At this point I am starting to feel the weight of the gun on Daisy’s table. I am starting to feel the hole in my chest dilate. Himself as a character in his story begins to develop a routine. Every night he pulls himself out of his slumber, dresses himself and walks out into the air. It’s summertime in central Maine and he walks the abandoned streets. He walks past the burned down Boy Scout camp continuing toward the lake. Once at the lake he undresses and walks out into the crisp water. He keeps walking until he decides it’s times to float. The dead man float. He does this for hours until he can no longer stand the water. The man on stage then quickly and noisily sucks on his lower lip. As the months wade on in his story, so does the somber tone. The theater feels darker. It’s now late October in Maine. He has to push chunks of ice aside as he walks out into the water. On this particular night the lake is arctic. He can feel his diaphragm retracting as it rejects the frigid temperature. He expects the impending surge of adrenaline as his body tries to fight for the life he is so willing to give to this lake in Maine that lies just past the burned down Boy Scouts camp.
Not a soul moves in the audience.
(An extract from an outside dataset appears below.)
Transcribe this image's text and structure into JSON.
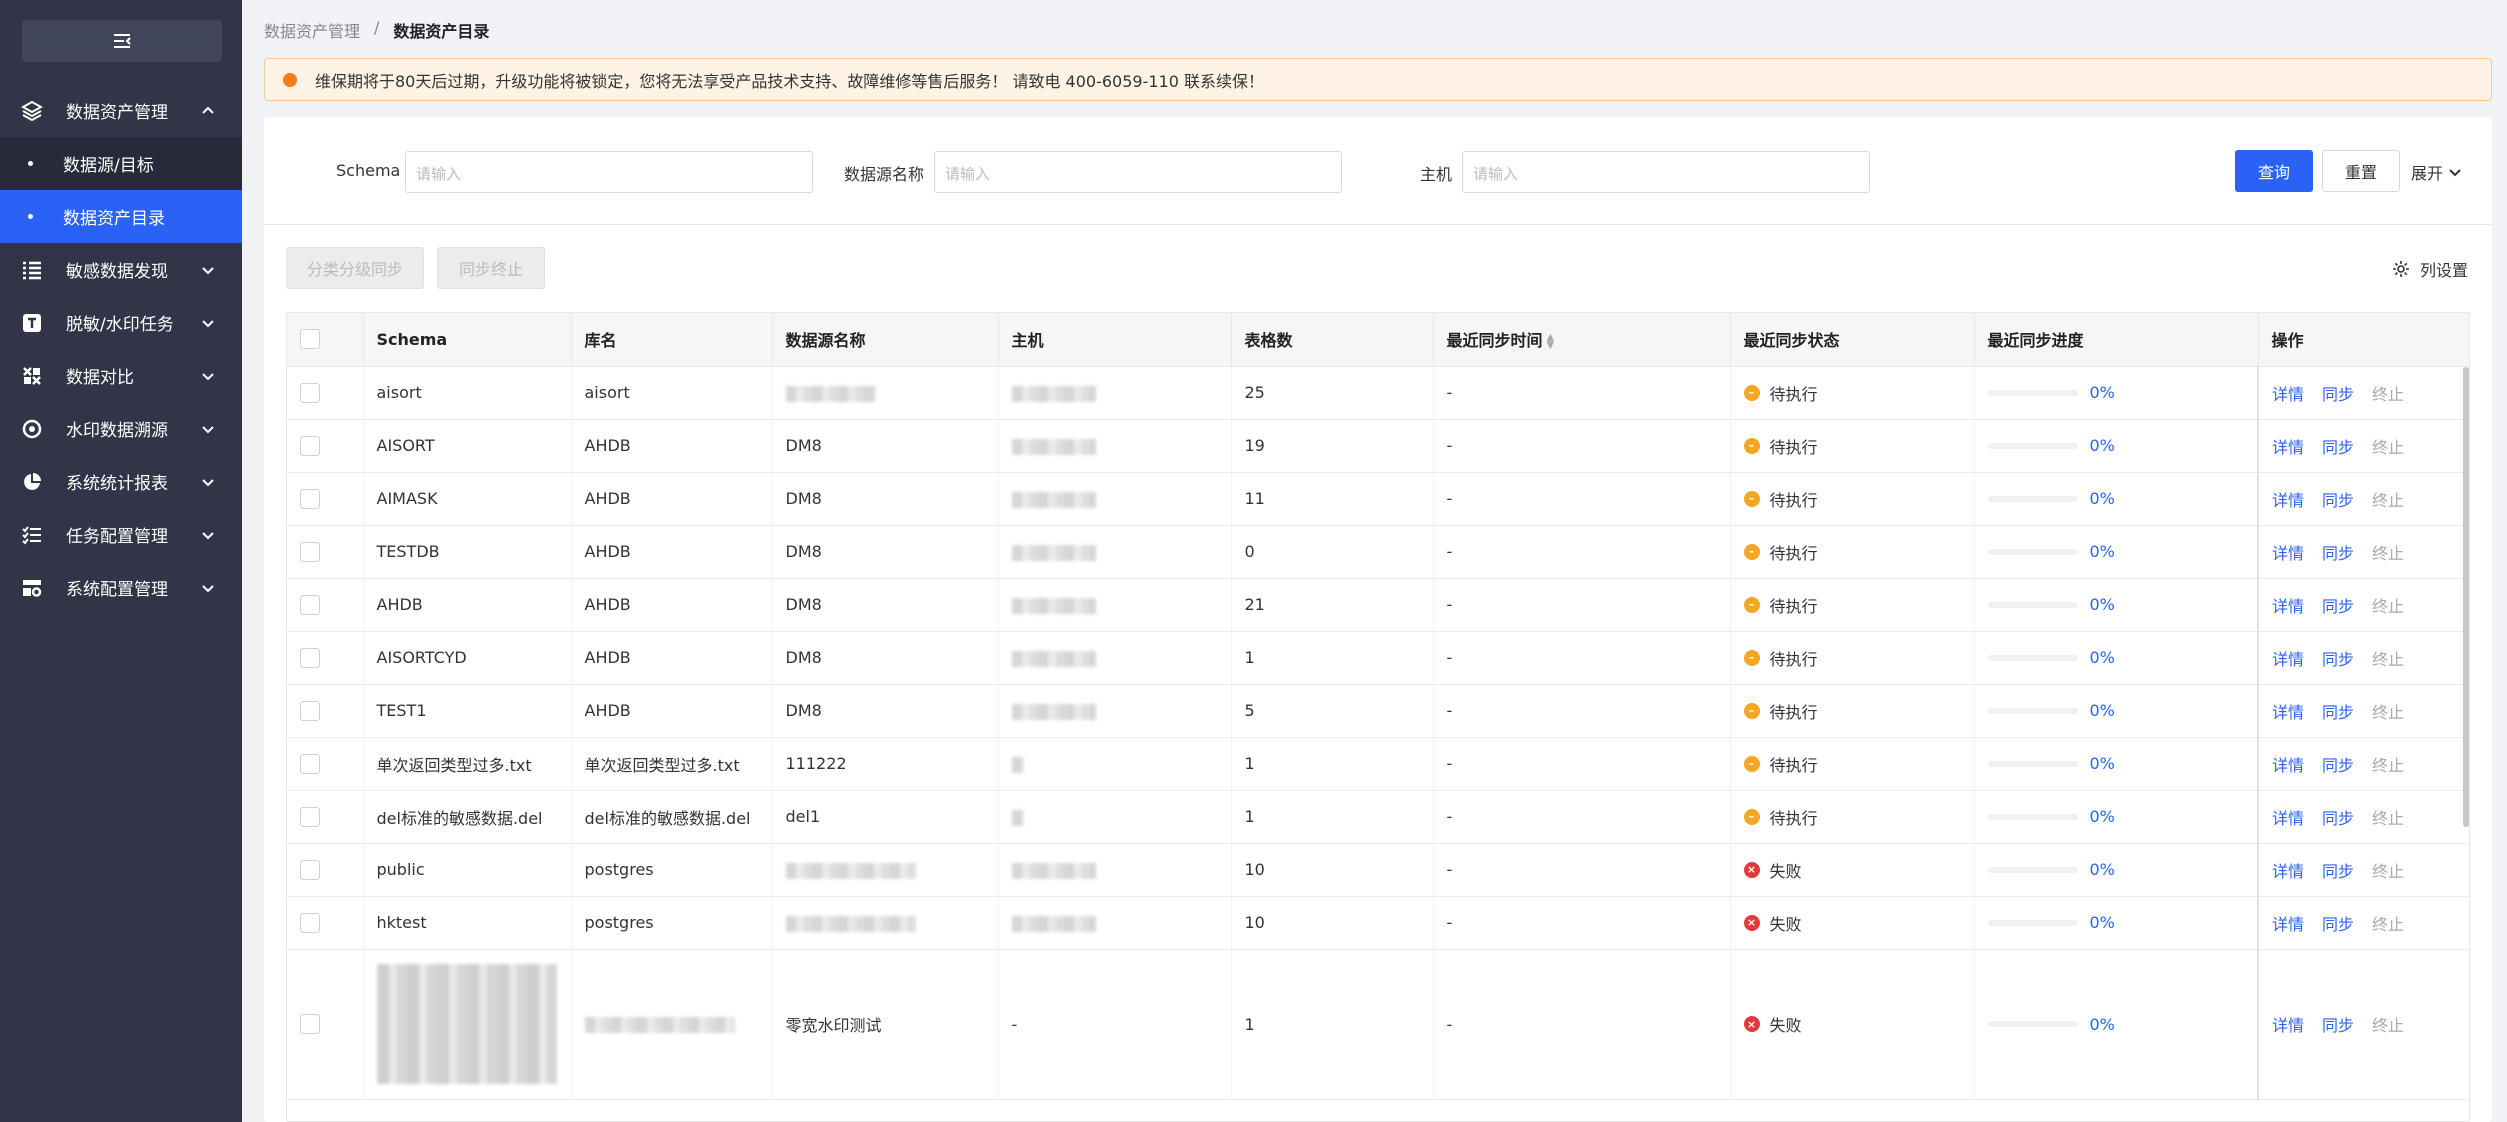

My tear ducts are betraying me. He swims back to shore. I come back to reality. It is now 3:45am and Mike Daisey has already turned his page and walked offstage for the break. The gun remains.
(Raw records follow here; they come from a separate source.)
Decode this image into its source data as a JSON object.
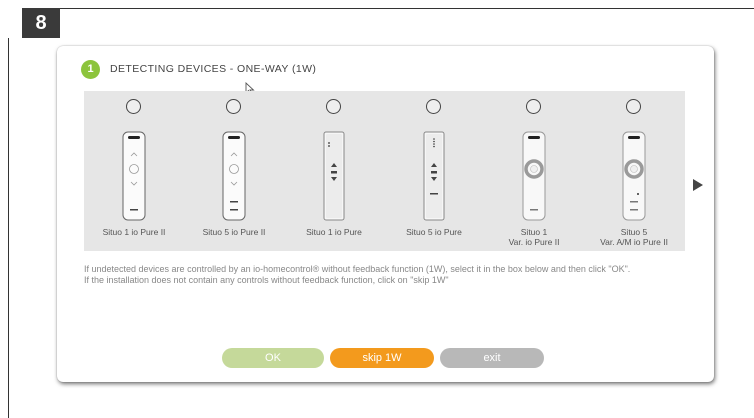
{
  "step_number": "8",
  "dialog": {
    "step_index": "1",
    "title": "DETECTING DEVICES - ONE-WAY (1W)"
  },
  "devices": [
    {
      "label": "Situo 1 io Pure II",
      "style": "white-buttons"
    },
    {
      "label": "Situo 5 io Pure II",
      "style": "white-buttons"
    },
    {
      "label": "Situo 1 io Pure",
      "style": "white-arrows"
    },
    {
      "label": "Situo 5 io Pure",
      "style": "white-arrows"
    },
    {
      "label": "Situo 1\nVar. io Pure II",
      "style": "variation"
    },
    {
      "label": "Situo 5\nVar. A/M io Pure II",
      "style": "variation"
    }
  ],
  "instructions": {
    "line1": "If undetected devices are controlled by an io-homecontrol® without feedback function (1W), select it in the box below and then click \"OK\".",
    "line2": "If the installation does not contain any controls without feedback function, click on \"skip 1W\""
  },
  "buttons": {
    "ok": "OK",
    "skip": "skip 1W",
    "exit": "exit"
  },
  "colors": {
    "accent_green": "#8cc43c",
    "ok_button": "#c5d99a",
    "skip_button": "#f39a1d",
    "exit_button": "#b8b8b8"
  }
}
6:32 a.m.: In the quiet at the break of dawn, a voice cuts through the whisper of nature’s white noise, to reveal a message in the style of a sermon. Mike Daisey stands atop the stage located in the Beer Garden of The Works dressed fully in black. Behind him a view of the city; above him the light rain falls atop us all, as he welcomes us to his church. He recites to us the message of the importance of living the human experience. A crowd surrounds him, some in pajamas and comfy clothes and most with rain jackets on. He tells us of why the world can be so difficult; he says it is because it is trying to grind us all down into a certain shape. He explains how our minds create thoughts that mimic IKEA furniture, in that we build it ourselves and no matter how hard we try to build our thoughts into perfection, they still “end up just a little fucked up.” He points to the sky, to us and to the world and tells us of our need to carry on; our worth in being present in our human experience. He notes that he is not perfect and that neither are any of us, but in this time that we spend united we are bringing fear to those who want to break us.
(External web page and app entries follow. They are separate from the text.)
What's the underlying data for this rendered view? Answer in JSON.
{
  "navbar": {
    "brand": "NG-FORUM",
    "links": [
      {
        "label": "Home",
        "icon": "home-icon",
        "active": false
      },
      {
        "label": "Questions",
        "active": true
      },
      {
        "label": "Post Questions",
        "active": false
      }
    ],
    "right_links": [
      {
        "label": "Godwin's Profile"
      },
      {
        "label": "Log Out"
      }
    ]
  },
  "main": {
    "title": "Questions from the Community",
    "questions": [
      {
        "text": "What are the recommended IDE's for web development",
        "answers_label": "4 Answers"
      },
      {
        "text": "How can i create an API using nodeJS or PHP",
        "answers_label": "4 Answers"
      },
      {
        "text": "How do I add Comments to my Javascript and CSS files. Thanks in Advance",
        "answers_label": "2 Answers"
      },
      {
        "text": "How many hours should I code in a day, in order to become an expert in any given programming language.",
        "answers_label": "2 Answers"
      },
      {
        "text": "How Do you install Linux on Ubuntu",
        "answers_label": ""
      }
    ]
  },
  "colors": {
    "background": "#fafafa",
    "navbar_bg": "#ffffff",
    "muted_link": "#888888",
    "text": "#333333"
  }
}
As his sermon comes to a close, Daisey invites a young woman with beautiful curly bright hair on stage and she invites us to sing along to Amazing Grace. One by one the crowd shows the camaraderie that has built from the many hours spent together, by sharing in the song. For some, tears manifest and for others smiles. It is a beautiful moment to be alive; together with humanity. The dawn daylight grows brighter while we all squint and rub our eyes to slowly adjust.
Was blind, but now I see.
— Nina Diaz
6 p.m. When something is able to reach into the catacombs of my thoughts and pull me into the light, it is undoubtedly due to a great measure of control, drama, and honesty. I am moved by genuineness and Mike Daisey truly fills the order. His truthfulness is questionable but his methods are infallible and in the final hour of this performance I genuinely believe that this could be the last time he ever performs. The last 45-minute session is dripping with implications of an ultimate end not only to this monstrous feat but also a violent end to his life by the pistol resting menacingly to his left. The pistol, one hand’s length away from pitting us against Daisey in fear of losing the constant voice that grounds us in some form of a hazy, but compelling, reality; one gesture away from testing our moral constitution. His words are building. His characters are finding their end. The audience is waiting for theirs. The conductor’s crescendo, his opus. The final statement:
“There is not enough time to tell you everything you need to know.”
We sing: Lean On Me